START Exercise data

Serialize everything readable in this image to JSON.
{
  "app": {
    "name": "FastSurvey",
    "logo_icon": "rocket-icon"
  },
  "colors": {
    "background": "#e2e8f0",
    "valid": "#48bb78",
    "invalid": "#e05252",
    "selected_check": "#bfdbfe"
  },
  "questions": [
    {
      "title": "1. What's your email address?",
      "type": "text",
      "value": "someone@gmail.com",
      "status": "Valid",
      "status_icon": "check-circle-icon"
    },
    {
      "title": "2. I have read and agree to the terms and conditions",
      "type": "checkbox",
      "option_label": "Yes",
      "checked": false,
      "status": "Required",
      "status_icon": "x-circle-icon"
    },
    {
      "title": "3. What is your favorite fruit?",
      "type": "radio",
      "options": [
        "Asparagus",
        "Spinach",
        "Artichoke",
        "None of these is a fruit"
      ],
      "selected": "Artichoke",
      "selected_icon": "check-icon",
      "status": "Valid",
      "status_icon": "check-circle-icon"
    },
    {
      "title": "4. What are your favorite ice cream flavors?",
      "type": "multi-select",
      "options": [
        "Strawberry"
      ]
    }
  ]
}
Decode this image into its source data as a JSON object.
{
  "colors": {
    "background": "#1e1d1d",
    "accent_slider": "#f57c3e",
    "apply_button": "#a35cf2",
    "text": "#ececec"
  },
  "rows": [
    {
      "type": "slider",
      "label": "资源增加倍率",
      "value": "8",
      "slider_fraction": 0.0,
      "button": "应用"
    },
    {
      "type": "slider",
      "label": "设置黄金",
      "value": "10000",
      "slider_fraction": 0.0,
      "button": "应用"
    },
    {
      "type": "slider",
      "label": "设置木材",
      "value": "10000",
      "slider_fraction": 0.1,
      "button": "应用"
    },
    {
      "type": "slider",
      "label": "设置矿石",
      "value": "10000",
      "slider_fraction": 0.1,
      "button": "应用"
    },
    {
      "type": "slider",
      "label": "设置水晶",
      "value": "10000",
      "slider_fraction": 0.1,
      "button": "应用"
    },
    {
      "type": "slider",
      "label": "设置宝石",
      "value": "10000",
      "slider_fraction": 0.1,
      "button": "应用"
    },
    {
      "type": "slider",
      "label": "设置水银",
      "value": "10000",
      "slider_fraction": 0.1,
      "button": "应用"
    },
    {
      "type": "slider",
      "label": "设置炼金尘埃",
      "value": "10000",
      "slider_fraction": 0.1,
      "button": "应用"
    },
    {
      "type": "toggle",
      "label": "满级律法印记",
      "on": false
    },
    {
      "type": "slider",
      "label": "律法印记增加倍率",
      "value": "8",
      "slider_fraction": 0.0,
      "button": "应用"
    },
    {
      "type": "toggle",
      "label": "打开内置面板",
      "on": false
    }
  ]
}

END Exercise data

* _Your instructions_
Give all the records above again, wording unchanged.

* _Output_
Serialize everything readable in this image to JSON.
{
  "app": {
    "name": "FastSurvey",
    "logo_icon": "rocket-icon"
  },
  "colors": {
    "background": "#e2e8f0",
    "valid": "#48bb78",
    "invalid": "#e05252",
    "selected_check": "#bfdbfe"
  },
  "questions": [
    {
      "title": "1. What's your email address?",
      "type": "text",
      "value": "someone@gmail.com",
      "status": "Valid",
      "status_icon": "check-circle-icon"
    },
    {
      "title": "2. I have read and agree to the terms and conditions",
      "type": "checkbox",
      "option_label": "Yes",
      "checked": false,
      "status": "Required",
      "status_icon": "x-circle-icon"
    },
    {
      "title": "3. What is your favorite fruit?",
      "type": "radio",
      "options": [
        "Asparagus",
        "Spinach",
        "Artichoke",
        "None of these is a fruit"
      ],
      "selected": "Artichoke",
      "selected_icon": "check-icon",
      "status": "Valid",
      "status_icon": "check-circle-icon"
    },
    {
      "title": "4. What are your favorite ice cream flavors?",
      "type": "multi-select",
      "options": [
        "Strawberry"
      ]
    }
  ]
}
Decode this image into its source data as a JSON object.
{
  "colors": {
    "background": "#1e1d1d",
    "accent_slider": "#f57c3e",
    "apply_button": "#a35cf2",
    "text": "#ececec"
  },
  "rows": [
    {
      "type": "slider",
      "label": "资源增加倍率",
      "value": "8",
      "slider_fraction": 0.0,
      "button": "应用"
    },
    {
      "type": "slider",
      "label": "设置黄金",
      "value": "10000",
      "slider_fraction": 0.0,
      "button": "应用"
    },
    {
      "type": "slider",
      "label": "设置木材",
      "value": "10000",
      "slider_fraction": 0.1,
      "button": "应用"
    },
    {
      "type": "slider",
      "label": "设置矿石",
      "value": "10000",
      "slider_fraction": 0.1,
      "button": "应用"
    },
    {
      "type": "slider",
      "label": "设置水晶",
      "value": "10000",
      "slider_fraction": 0.1,
      "button": "应用"
    },
    {
      "type": "slider",
      "label": "设置宝石",
      "value": "10000",
      "slider_fraction": 0.1,
      "button": "应用"
    },
    {
      "type": "slider",
      "label": "设置水银",
      "value": "10000",
      "slider_fraction": 0.1,
      "button": "应用"
    },
    {
      "type": "slider",
      "label": "设置炼金尘埃",
      "value": "10000",
      "slider_fraction": 0.1,
      "button": "应用"
    },
    {
      "type": "toggle",
      "label": "满级律法印记",
      "on": false
    },
    {
      "type": "slider",
      "label": "律法印记增加倍率",
      "value": "8",
      "slider_fraction": 0.0,
      "button": "应用"
    },
    {
      "type": "toggle",
      "label": "打开内置面板",
      "on": false
    }
  ]
}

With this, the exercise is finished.